4) Pick a different yeast. I don't know much on this topic, but something I read on WLP001 mentioned that it stays somewhat neutral at higher temps, meaning less banana and less wretched (!) esters. I've also heard that you can let WLP550 just rip. I've actually got some going right now, in a Cherry Wheat, and it stopped working when the temp dropped to ~60-62F. My LHBS fellow said some folks have been so bold as to put a secondary with WLP550 on top of the clothes dryer to shake and heat things back up a little.

Hope this helps. If you find out anything more, make sure to post it.
I found a corner in my house that with keeping my thermostat at 70 and a fan I got my fermenter to 67-68. It seems that the yeast are active, but not too active. Is this a good temp? Im a big fan of "if it isnt broken dont fix it" so if this is a good temp to stay constant at, let me know.
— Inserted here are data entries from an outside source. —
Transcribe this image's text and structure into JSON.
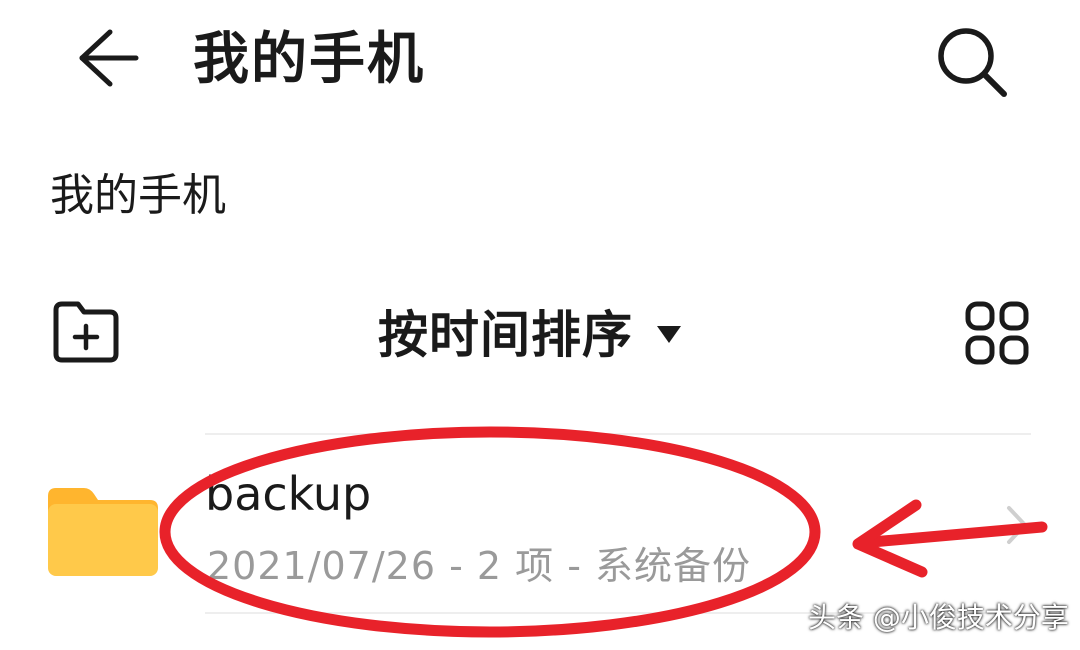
{
  "header": {
    "title": "我的手机",
    "back_icon": "arrow-left-icon",
    "search_icon": "search-icon"
  },
  "breadcrumb": {
    "path": "我的手机"
  },
  "toolbar": {
    "new_folder_icon": "folder-plus-icon",
    "sort_label": "按时间排序",
    "sort_caret_icon": "caret-down-icon",
    "grid_view_icon": "grid-view-icon"
  },
  "files": [
    {
      "name": "backup",
      "meta": "2021/07/26 - 2 项 - 系统备份",
      "icon": "folder-icon",
      "chevron_icon": "chevron-right-icon"
    }
  ],
  "annotation": {
    "highlight_color": "#e8222a"
  },
  "watermark": {
    "text": "头条 @小俊技术分享"
  },
  "colors": {
    "folder_yellow": "#ffc94a",
    "folder_tab": "#ffb52e",
    "meta_gray": "#9a9a9a"
  }
}
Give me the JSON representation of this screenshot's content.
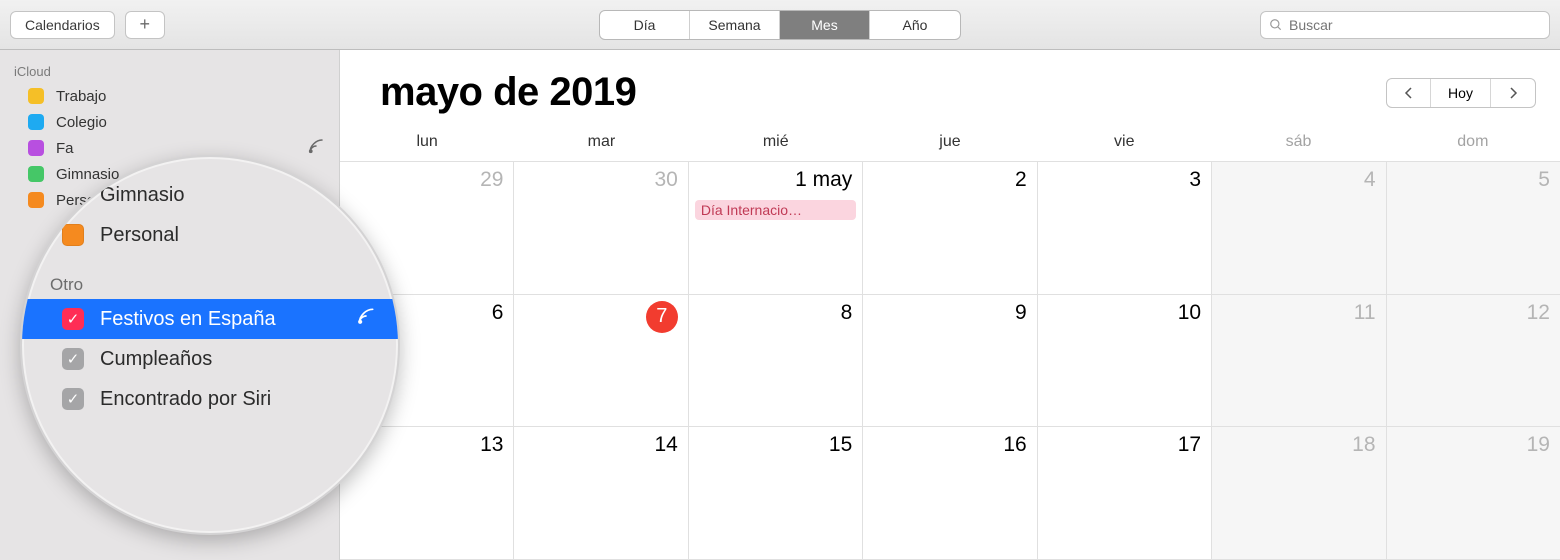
{
  "toolbar": {
    "calendars_btn": "Calendarios",
    "add_btn": "+",
    "views": [
      "Día",
      "Semana",
      "Mes",
      "Año"
    ],
    "view_selected": 2,
    "search_placeholder": "Buscar"
  },
  "sidebar": {
    "section1": "iCloud",
    "items": [
      {
        "label": "Trabajo",
        "color": "#f5bf27"
      },
      {
        "label": "Colegio",
        "color": "#1eaaf1"
      },
      {
        "label": "Fa",
        "color": "#b84fe0",
        "shared": true
      },
      {
        "label": "Gimnasio",
        "color": "#45c767"
      },
      {
        "label": "Personal",
        "color": "#f58a1f"
      }
    ]
  },
  "loupe": {
    "top_rows": [
      {
        "label": "Gimnasio",
        "color": "#45c767"
      },
      {
        "label": "Personal",
        "color": "#f58a1f"
      }
    ],
    "section": "Otro",
    "rows": [
      {
        "label": "Festivos en España",
        "check": "pink",
        "selected": true,
        "shared": true
      },
      {
        "label": "Cumpleaños",
        "check": "gray"
      },
      {
        "label": "Encontrado por Siri",
        "check": "gray"
      }
    ]
  },
  "month": {
    "title": "mayo de 2019",
    "today_btn": "Hoy",
    "weekdays": [
      "lun",
      "mar",
      "mié",
      "jue",
      "vie",
      "sáb",
      "dom"
    ],
    "rows": [
      [
        {
          "n": "29",
          "prev": true
        },
        {
          "n": "30",
          "prev": true
        },
        {
          "n": "1 may",
          "event": "Día Internacio…"
        },
        {
          "n": "2"
        },
        {
          "n": "3"
        },
        {
          "n": "4",
          "weekend": true
        },
        {
          "n": "5",
          "weekend": true
        }
      ],
      [
        {
          "n": "6"
        },
        {
          "n": "7",
          "today": true
        },
        {
          "n": "8"
        },
        {
          "n": "9"
        },
        {
          "n": "10"
        },
        {
          "n": "11",
          "weekend": true
        },
        {
          "n": "12",
          "weekend": true
        }
      ],
      [
        {
          "n": "13"
        },
        {
          "n": "14"
        },
        {
          "n": "15"
        },
        {
          "n": "16"
        },
        {
          "n": "17"
        },
        {
          "n": "18",
          "weekend": true
        },
        {
          "n": "19",
          "weekend": true
        }
      ]
    ]
  },
  "colors": {
    "today": "#f23c2f",
    "event_bg": "#fbd5df",
    "selection": "#1a73ff"
  }
}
On another note; this hobby has already sucked me in, that I went to my lhbs and purchased another secondary (and bavarian hefeweizen ingredients) to start another brew once my primary frees up. I think i have a :mug:
Son of fermentation chiller is totally the way to go. I built one before I started my first brew, and it works great. I usually change the two ice jugs once a day or once every other day, depending on the temp.

If you're planning on doing two batches at a time, or one in primary, another in secondary, I'd extend the length given in the son of fermentation chiller plans by a good 9-12 inches or so. I had problems getting my carboy to fit in there next to my ale pail.

Cheers! :mug: